Some substances have a lesser tendency to decrease
sensitivity, but these may increase the solubility of the
solid component, leading to crystal growth and consequent
loss of performance over time.
There are certain classes of materials that actually increase
sensitivity, but these tend to introduce instability.
This is what formulation chemistry is all about -- trade-offs
which lead to what one hopes is the "optimum" composition.
Then there is the question of whether the solid component
is a really a single substance. Here one finds a different
set of pros and cons to consider.
If anyone is interested in what I'm into these days, go to
www.truthinjustice.com and read up on the Terri Hinson and
Sonia Cacy cases.
From: "Gerald L. Hurst" <GHURST@austin.rr.com>
Subject: Re: Kinepak VOD
Date: Thu, 23 Sep 1999 05:18:14 GMT
Perhaps, but the object of the discussion is to inspire thought, not to
pander to recipe hunters. Instruments too often seduce to a botom line
devoid of context -- kind of like skipping to the last page of a book.
The exact composition of Kinepak liquid component is just another
factoid; the reasons behind the composition offer something more.
Thallion <firstname.lastname@example.org> wrote in message
> > There seem to be two schools of thought about the liquid
> > component of Kinepak. Some think it is neat nitromethane,
> > others hold that it contains additional material.
> That would be awfully simple to decide. Simply cromatograph
> the liquid (either with simple TLC or GC/MS depending on
> what you have available to you).
From: "Gerald L. Hurst" <GHURST@austin.rr.com>
Subject: Re: Kinepak VOD
Date: Wed, 29 Sep 1999 10:02:35 GMT
There is no such thing as a typical use pattern for Kinepak. Some
outfits have transportation problems but adequate class A storage
These folks may arm a ton of the material and use it not for it's
2-component feature but for its punch. For instance, the lumber
companies in Indonesia had a devil of a time shipping explosives
around half the world and through the Hong Kong harbor, but they
had no problem storing or moving the product around in the
Borneo jungle. I've been to many a facility that kept large stores
of armed Kinepak in regular magazines. Elsewhere, the product
had to sleep in seismic holes for long periods before it was
shot. BTW, Seismic charges were made in large, screw-together
cartridges that contained multiple versions of the Kinepak to form
a detonation train.
Economics always plays a role in explosives manufacture, but in
formulating Kinepak, it played second fiddle. We could have made
a much cheaper product if we had been willing to settle for lower
detonation pressure or less stability. The stuff we discarded as
unfit for commerce would be much more interesting to this group.
Unfortunately, this is the wrong forum for discussing explosives
technology. The topic interferes with the flow of ideas on other

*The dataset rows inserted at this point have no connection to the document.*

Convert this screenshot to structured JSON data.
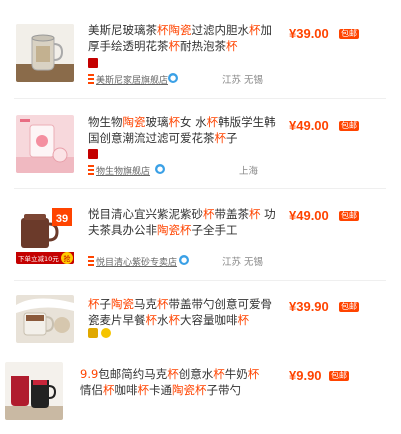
{
  "items": [
    {
      "title_segments": [
        {
          "t": "美斯尼玻璃茶"
        },
        {
          "t": "杯",
          "hl": true
        },
        {
          "t": "陶瓷",
          "hl": true
        },
        {
          "t": "过滤内胆水"
        },
        {
          "t": "杯",
          "hl": true
        },
        {
          "t": "加厚"
        },
        {
          "t": "手绘透明花茶"
        },
        {
          "t": "杯",
          "hl": true
        },
        {
          "t": "耐热泡茶"
        },
        {
          "t": "杯",
          "hl": true
        }
      ],
      "price": "¥39.00",
      "badge": "包邮",
      "shop": "美斯尼家居旗舰店",
      "location": "江苏 无锡"
    },
    {
      "title_segments": [
        {
          "t": "物生物"
        },
        {
          "t": "陶瓷",
          "hl": true
        },
        {
          "t": "玻璃"
        },
        {
          "t": "杯",
          "hl": true
        },
        {
          "t": "女 水"
        },
        {
          "t": "杯",
          "hl": true
        },
        {
          "t": "韩版学生韩"
        },
        {
          "t": "国创意潮流过滤可爱花茶"
        },
        {
          "t": "杯",
          "hl": true
        },
        {
          "t": "子"
        }
      ],
      "price": "¥49.00",
      "badge": "包邮",
      "shop": "物生物旗舰店",
      "location": "上海"
    },
    {
      "title_segments": [
        {
          "t": "悦目清心宜兴紫泥紫砂"
        },
        {
          "t": "杯",
          "hl": true
        },
        {
          "t": "带盖茶"
        },
        {
          "t": "杯",
          "hl": true
        },
        {
          "t": " 功"
        },
        {
          "t": "夫茶具办公非"
        },
        {
          "t": "陶瓷",
          "hl": true
        },
        {
          "t": "杯",
          "hl": true
        },
        {
          "t": "子全手工"
        }
      ],
      "price": "¥49.00",
      "badge": "包邮",
      "shop": "悦目清心紫砂专卖店",
      "location": "江苏 无锡"
    },
    {
      "title_segments": [
        {
          "t": "杯",
          "hl": true
        },
        {
          "t": "子"
        },
        {
          "t": "陶瓷",
          "hl": true
        },
        {
          "t": "马克"
        },
        {
          "t": "杯",
          "hl": true
        },
        {
          "t": "带盖带勺创意可爱骨瓷"
        },
        {
          "t": "麦片早餐"
        },
        {
          "t": "杯",
          "hl": true
        },
        {
          "t": "水"
        },
        {
          "t": "杯",
          "hl": true
        },
        {
          "t": "大容量咖啡"
        },
        {
          "t": "杯",
          "hl": true
        }
      ],
      "price": "¥39.90",
      "badge": "包邮",
      "shop": "",
      "location": ""
    },
    {
      "title_segments": [
        {
          "t": "9.9",
          "hl": true
        },
        {
          "t": "包邮简约马克"
        },
        {
          "t": "杯",
          "hl": true
        },
        {
          "t": "创意水"
        },
        {
          "t": "杯",
          "hl": true
        },
        {
          "t": "牛奶"
        },
        {
          "t": "杯",
          "hl": true
        },
        {
          "t": "情"
        },
        {
          "t": "侣"
        },
        {
          "t": "杯",
          "hl": true
        },
        {
          "t": "咖啡"
        },
        {
          "t": "杯",
          "hl": true
        },
        {
          "t": "卡通"
        },
        {
          "t": "陶瓷",
          "hl": true
        },
        {
          "t": "杯",
          "hl": true
        },
        {
          "t": "子带勺"
        }
      ],
      "price": "¥9.90",
      "badge": "包邮",
      "shop": "",
      "location": ""
    }
  ],
  "promo": {
    "price_tag": "39",
    "strip": "下单立减10元",
    "grab": "抢"
  },
  "colors": {
    "accent": "#ff4400",
    "tmall": "#c40000",
    "wangwang": "#3aa0e6"
  }
}
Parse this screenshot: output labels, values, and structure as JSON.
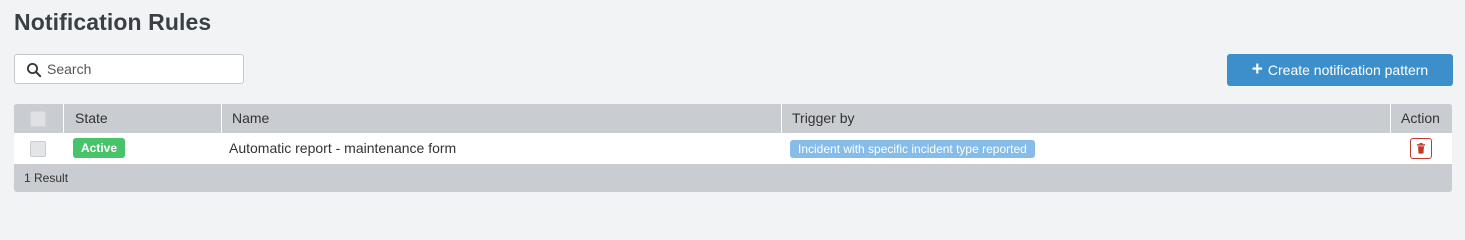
{
  "page": {
    "title": "Notification Rules"
  },
  "search": {
    "placeholder": "Search",
    "value": "",
    "icon": "search-icon"
  },
  "toolbar": {
    "create_label": "Create notification pattern",
    "create_icon": "plus-icon",
    "create_color": "#3d8fcb"
  },
  "table": {
    "columns": [
      "State",
      "Name",
      "Trigger by",
      "Action"
    ],
    "rows": [
      {
        "state": "Active",
        "name": "Automatic report - maintenance form",
        "trigger": "Incident with specific incident type reported",
        "action_icon": "trash-icon"
      }
    ],
    "footer": "1 Result"
  },
  "colors": {
    "active": "#47c36a",
    "trigger_badge": "#86bce7",
    "delete": "#c0392b",
    "header_bg": "#c9ccd1"
  }
}
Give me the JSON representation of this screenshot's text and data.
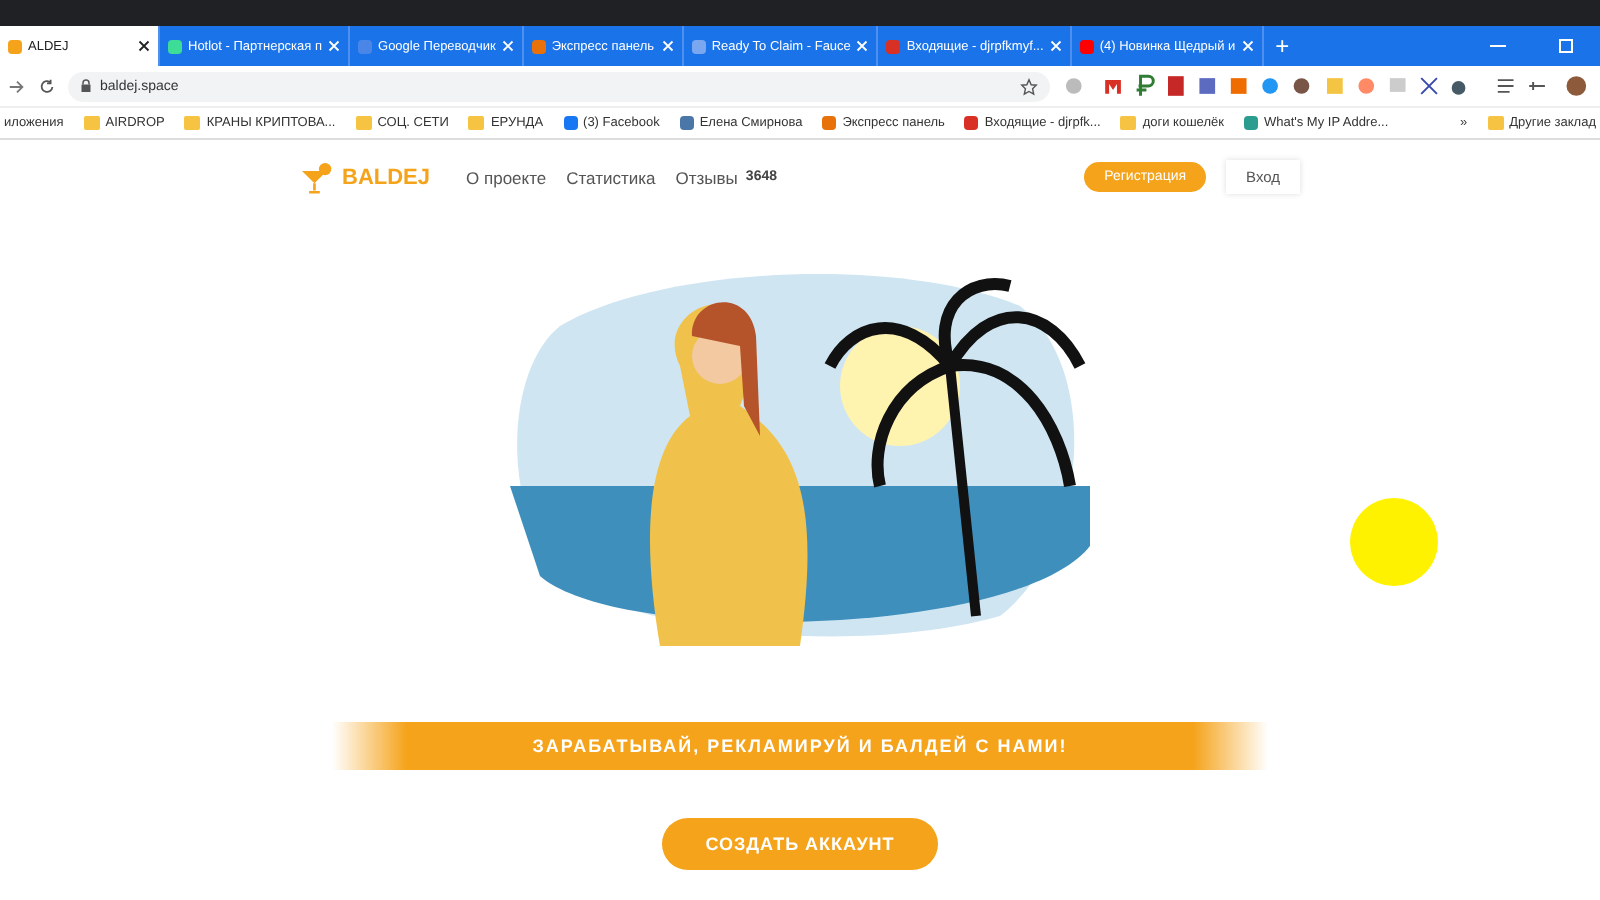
{
  "browser": {
    "tabs": [
      {
        "label": "ALDEJ",
        "selected": true,
        "color": "#f5a31a"
      },
      {
        "label": "Hotlot - Партнерская п",
        "selected": false,
        "color": "#3ddc97"
      },
      {
        "label": "Google Переводчик",
        "selected": false,
        "color": "#4a86e8"
      },
      {
        "label": "Экспресс панель",
        "selected": false,
        "color": "#e8710a"
      },
      {
        "label": "Ready To Claim - Fauce",
        "selected": false,
        "color": "#7aa7f0"
      },
      {
        "label": "Входящие - djrpfkmyf...",
        "selected": false,
        "color": "#d93025"
      },
      {
        "label": "(4) Новинка Щедрый и",
        "selected": false,
        "color": "#ff0000"
      }
    ],
    "new_tab": "+",
    "address": "baldej.space",
    "bookmarks": [
      {
        "label": "иложения",
        "kind": "plain"
      },
      {
        "label": "AIRDROP",
        "kind": "folder"
      },
      {
        "label": "КРАНЫ КРИПТОВА...",
        "kind": "folder"
      },
      {
        "label": "СОЦ. СЕТИ",
        "kind": "folder"
      },
      {
        "label": "ЕРУНДА",
        "kind": "folder"
      },
      {
        "label": "(3) Facebook",
        "kind": "site",
        "color": "#1877f2"
      },
      {
        "label": "Елена Смирнова",
        "kind": "site",
        "color": "#4a76a8"
      },
      {
        "label": "Экспресс панель",
        "kind": "site",
        "color": "#e8710a"
      },
      {
        "label": "Входящие - djrpfk...",
        "kind": "site",
        "color": "#d93025"
      },
      {
        "label": "доги кошелёк",
        "kind": "folder"
      },
      {
        "label": "What's My IP Addre...",
        "kind": "site",
        "color": "#2a9d8f"
      }
    ],
    "more_bookmarks": "»",
    "other_bookmarks": "Другие заклад"
  },
  "site": {
    "logo": "BALDEJ",
    "nav": [
      {
        "label": "О проекте"
      },
      {
        "label": "Статистика"
      },
      {
        "label": "Отзывы",
        "count": "3648"
      }
    ],
    "register": "Регистрация",
    "login": "Вход",
    "slogan": "ЗАРАБАТЫВАЙ, РЕКЛАМИРУЙ И БАЛДЕЙ С НАМИ!",
    "cta": "СОЗДАТЬ АККАУНТ"
  }
}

polycarp <email@example.com> wrote in message
> On Wed, 22 Sep 1999 19:13:38 GMT "Gerald L. Hurst"
> > Some substances have a lesser tendency to decrease
> > sensitivity, but these may increase the solubility of the
> > solid component, leading to crystal growth and consequent
> > loss of performance over time.
> Of a truth! But how much time are we talking about? I've never used
> Kinepak except that it was mixed and shot the same day, and I suspect
> my use pattern was typical for this product.
> Significant consolidation takes more time than that. (Exactly how long
> depends in part on temperature and temperature changes, of course.)
> On another issue, surely simple economics was fundamental to the
> decision to blend NM with other ingredients. NM is many times more
> expensive than isopropanol and its ilk.
> Posted via Talkway - http://www.talkway.com
> Exchange ideas on practically anything (tm).